    Hello Elana, from another Colorado Shewriter. Your work as a journalist in this techo-overloaded world is admirable. You hold power and possibility. Your life, and the life of many people, can change with the next story – partly because of the circumstances, and partly because of the way you write your report. Do you ever find it frustrating after you report a story then have no time, or the assignment, to follow up on what happened to the people involved? (Ah, maybe that is why journalist write books.)

  • Tina Barbour

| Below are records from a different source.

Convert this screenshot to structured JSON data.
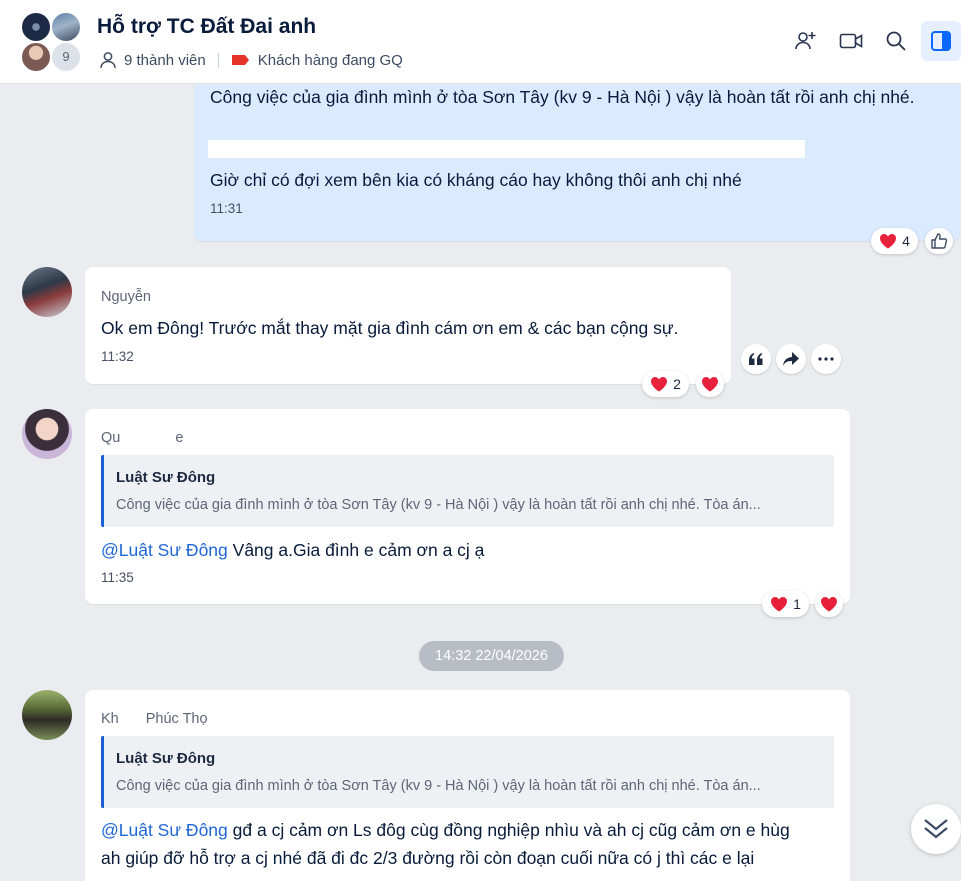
{
  "header": {
    "title": "Hỗ trợ TC Đất Đai anh",
    "member_count_badge": "9",
    "members_label": "9 thành viên",
    "tag_label": "Khách hàng đang GQ",
    "tag_color": "#e5332a",
    "icons": [
      "add-member-icon",
      "video-call-icon",
      "search-icon",
      "sidebar-toggle-icon"
    ]
  },
  "messages": [
    {
      "type": "outgoing",
      "lines": [
        "Công việc của gia đình mình ở tòa Sơn Tây (kv 9 - Hà Nội ) vậy là hoàn tất rồi anh chị nhé.",
        "Giờ chỉ có đợi xem bên kia có kháng cáo hay không thôi anh chị nhé"
      ],
      "time": "11:31",
      "reaction_count": "4"
    },
    {
      "type": "incoming",
      "sender": "Nguyễn",
      "text": "Ok em Đông! Trước mắt thay mặt gia đình cám ơn em & các bạn cộng sự.",
      "time": "11:32",
      "reaction_count": "2"
    },
    {
      "type": "incoming",
      "sender": "Qu",
      "sender_tail": "e",
      "quote_author": "Luật Sư Đông",
      "quote_text": "Công việc của gia đình mình ở tòa Sơn Tây (kv 9 - Hà Nội ) vậy là hoàn tất rồi anh chị nhé. Tòa án...",
      "mention": "@Luật Sư Đông",
      "text": " Vâng a.Gia đình e cảm ơn a cj ạ",
      "time": "11:35",
      "reaction_count": "1"
    },
    {
      "type": "incoming",
      "sender": "Kh",
      "sender_tail": "Phúc Thọ",
      "quote_author": "Luật Sư Đông",
      "quote_text": "Công việc của gia đình mình ở tòa Sơn Tây (kv 9 - Hà Nội ) vậy là hoàn tất rồi anh chị nhé. Tòa án...",
      "mention": "@Luật Sư Đông",
      "text_line1": " gđ a cj cảm ơn Ls đôg cùg đồng nghiệp nhìu và ah cj cũg cảm ơn e hùg",
      "text_line2": "ah giúp đỡ hỗ trợ a cj nhé đã đi đc 2/3 đường rồi còn đoạn cuối nữa có j thì các e lại"
    }
  ],
  "date_separator": "14:32 22/04/2026"
}
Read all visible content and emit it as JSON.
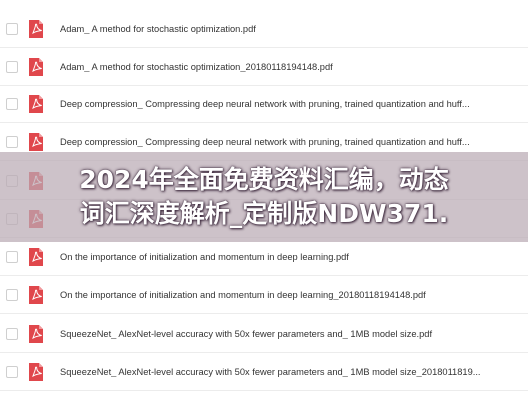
{
  "files": [
    {
      "name": "Adam_ A method for stochastic optimization.pdf"
    },
    {
      "name": "Adam_ A method for stochastic optimization_20180118194148.pdf"
    },
    {
      "name": "Deep compression_ Compressing deep neural network with pruning, trained quantization and huff..."
    },
    {
      "name": "Deep compression_ Compressing deep neural network with pruning, trained quantization and huff..."
    },
    {
      "name": ""
    },
    {
      "name": ""
    },
    {
      "name": "On the importance of initialization and momentum in deep learning.pdf"
    },
    {
      "name": "On the importance of initialization and momentum in deep learning_20180118194148.pdf"
    },
    {
      "name": "SqueezeNet_ AlexNet-level accuracy with 50x fewer parameters and_ 1MB model size.pdf"
    },
    {
      "name": "SqueezeNet_ AlexNet-level accuracy with 50x fewer parameters and_ 1MB model size_2018011819..."
    }
  ],
  "icon": {
    "name": "pdf-icon",
    "color": "#e0474c"
  },
  "banner": {
    "line1": "2024年全面免费资料汇编，动态",
    "line2": "词汇深度解析_定制版NDW371."
  }
}
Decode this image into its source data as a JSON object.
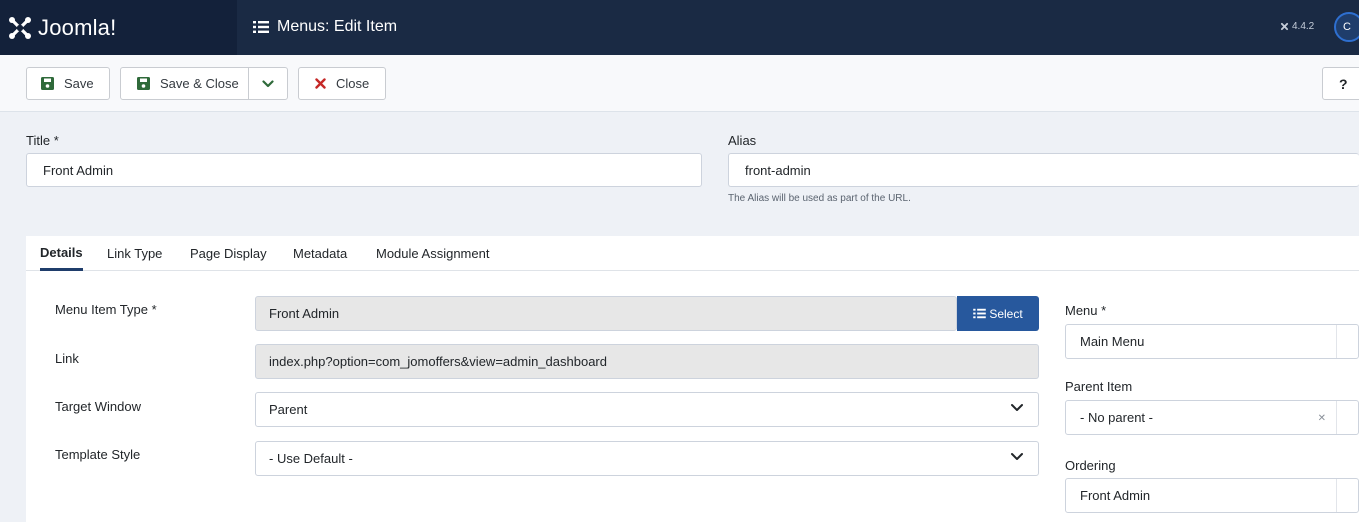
{
  "header": {
    "brand": "Joomla!",
    "page_title": "Menus: Edit Item",
    "version": "4.4.2",
    "user_button_label": "C"
  },
  "toolbar": {
    "save_label": "Save",
    "save_close_label": "Save & Close",
    "close_label": "Close",
    "help_label": "?"
  },
  "form": {
    "title_label": "Title *",
    "title_value": "Front Admin",
    "alias_label": "Alias",
    "alias_value": "front-admin",
    "alias_hint": "The Alias will be used as part of the URL."
  },
  "tabs": [
    {
      "label": "Details",
      "active": true
    },
    {
      "label": "Link Type",
      "active": false
    },
    {
      "label": "Page Display",
      "active": false
    },
    {
      "label": "Metadata",
      "active": false
    },
    {
      "label": "Module Assignment",
      "active": false
    }
  ],
  "details": {
    "menu_item_type_label": "Menu Item Type *",
    "menu_item_type_value": "Front Admin",
    "select_label": "Select",
    "link_label": "Link",
    "link_value": "index.php?option=com_jomoffers&view=admin_dashboard",
    "target_window_label": "Target Window",
    "target_window_value": "Parent",
    "template_style_label": "Template Style",
    "template_style_value": "- Use Default -"
  },
  "sidebar": {
    "menu_label": "Menu *",
    "menu_value": "Main Menu",
    "parent_item_label": "Parent Item",
    "parent_item_value": "- No parent -",
    "ordering_label": "Ordering",
    "ordering_value": "Front Admin"
  },
  "colors": {
    "header_bg": "#1a2a44",
    "brand_bg": "#13213a",
    "primary_button": "#27589d",
    "save_icon": "#2f6a3a",
    "close_icon": "#c52827"
  },
  "icons": {
    "brand": "joomla-logo-icon",
    "title": "list-icon",
    "save": "floppy-icon",
    "caret": "chevron-down-icon",
    "close": "close-icon",
    "select": "list-icon",
    "dropdown": "chevron-down-icon",
    "clear": "clear-x-icon"
  }
}
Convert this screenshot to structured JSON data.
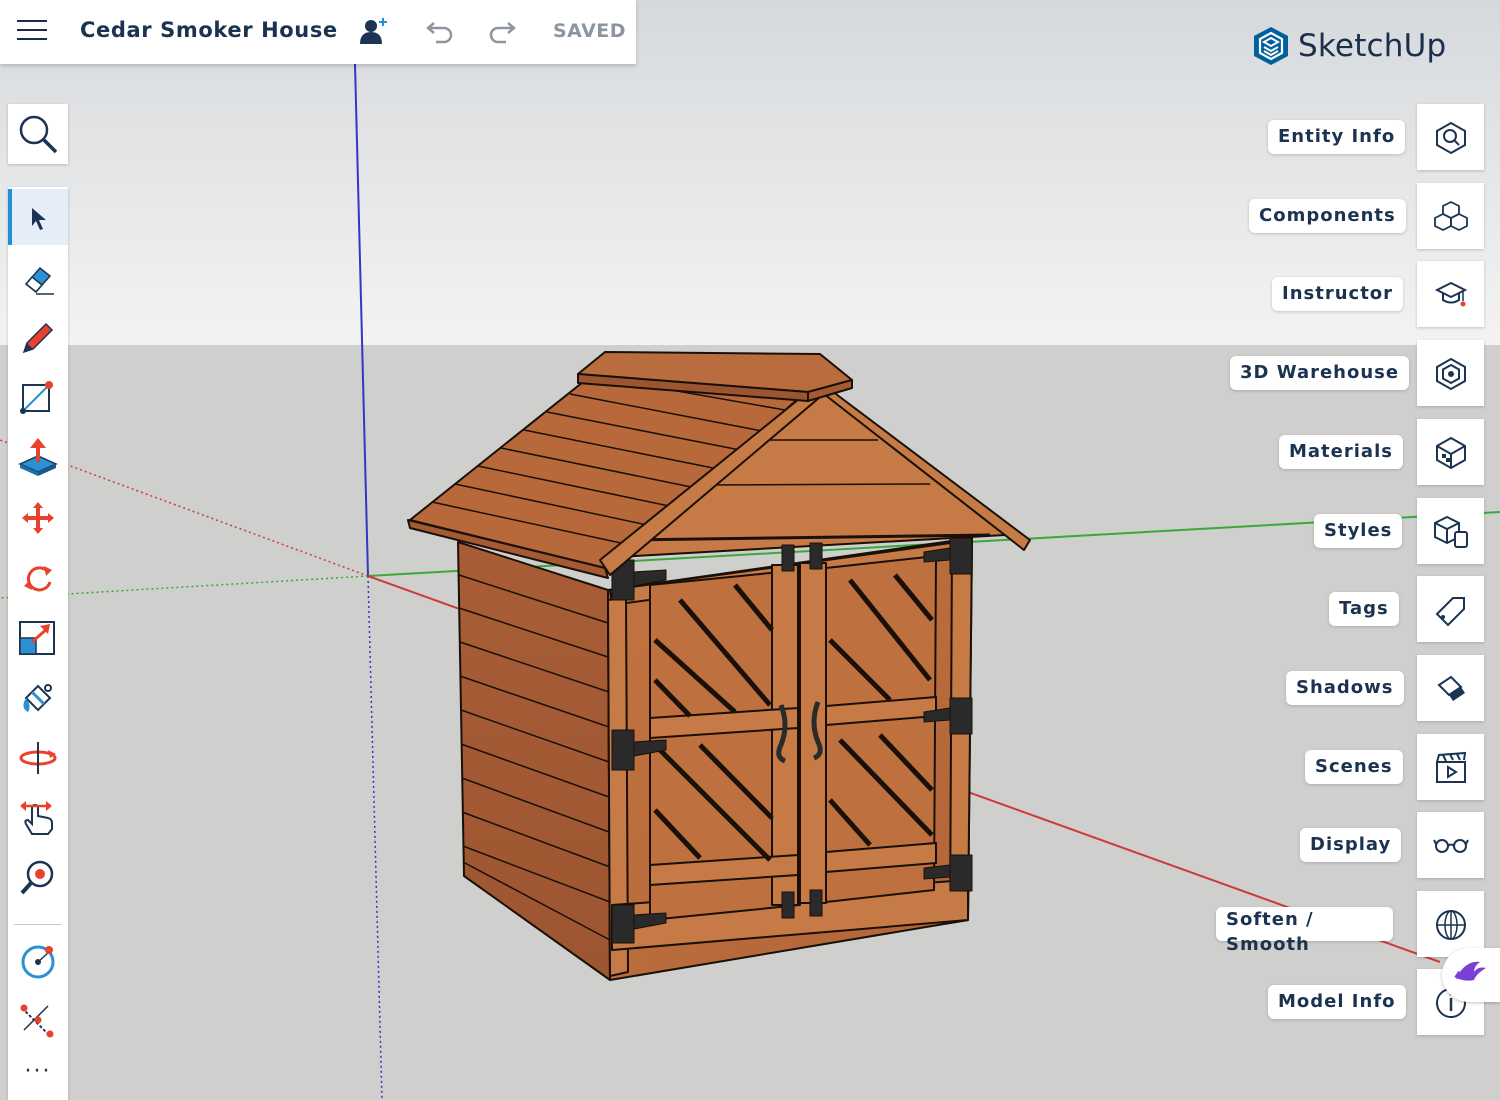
{
  "document": {
    "title": "Cedar Smoker House",
    "save_status": "SAVED"
  },
  "brand": {
    "name": "SketchUp",
    "accent": "#005F9E"
  },
  "toolbar": {
    "search_icon": "search-icon",
    "tools": [
      {
        "name": "select",
        "icon": "arrow-cursor-icon",
        "active": true
      },
      {
        "name": "eraser",
        "icon": "eraser-icon"
      },
      {
        "name": "pencil",
        "icon": "pencil-icon"
      },
      {
        "name": "rectangle",
        "icon": "rectangle-icon"
      },
      {
        "name": "push-pull",
        "icon": "push-pull-icon"
      },
      {
        "name": "move",
        "icon": "move-icon"
      },
      {
        "name": "rotate",
        "icon": "rotate-icon"
      },
      {
        "name": "scale",
        "icon": "scale-icon"
      },
      {
        "name": "paint-bucket",
        "icon": "paint-bucket-icon"
      },
      {
        "name": "orbit",
        "icon": "orbit-icon"
      },
      {
        "name": "pan",
        "icon": "pan-hand-icon"
      },
      {
        "name": "zoom-extents",
        "icon": "zoom-extents-icon"
      },
      {
        "name": "circle",
        "icon": "circle-icon"
      },
      {
        "name": "tape-measure",
        "icon": "tape-measure-icon"
      }
    ],
    "more": "···"
  },
  "panels": [
    {
      "label": "Entity Info",
      "icon": "entity-info-icon"
    },
    {
      "label": "Components",
      "icon": "components-icon"
    },
    {
      "label": "Instructor",
      "icon": "instructor-icon"
    },
    {
      "label": "3D Warehouse",
      "icon": "warehouse-icon"
    },
    {
      "label": "Materials",
      "icon": "materials-icon"
    },
    {
      "label": "Styles",
      "icon": "styles-icon"
    },
    {
      "label": "Tags",
      "icon": "tag-icon"
    },
    {
      "label": "Shadows",
      "icon": "shadows-icon"
    },
    {
      "label": "Scenes",
      "icon": "scenes-icon"
    },
    {
      "label": "Display",
      "icon": "glasses-icon"
    },
    {
      "label": "Soften / Smooth",
      "icon": "soften-icon"
    },
    {
      "label": "Model Info",
      "icon": "info-icon"
    }
  ],
  "colors": {
    "sky_top": "#d9dcdf",
    "sky_bottom": "#f2f2f2",
    "ground": "#cfcfcd",
    "wood": "#b5683a",
    "axis_red": "#d23a3a",
    "axis_green": "#3aa83a",
    "axis_blue": "#3b3bc8"
  }
}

    Thanks for sharing this very informative and inspiring interview. I especially enjoyed Jefferson's take on the future of the newspapers and the commitment to do good work. I'm a newspaper reporter for a small weekly newspaper. Some say that community newspapers don't face the same problems that the daily newspapers do, because we are able to provide more focused, and at times, more in-depth stories on what's going on in a specific community. Time will tell. But we are also adding digital components. Updating our website is one of my duties, and it takes a lot of time and a little different focus than print stories.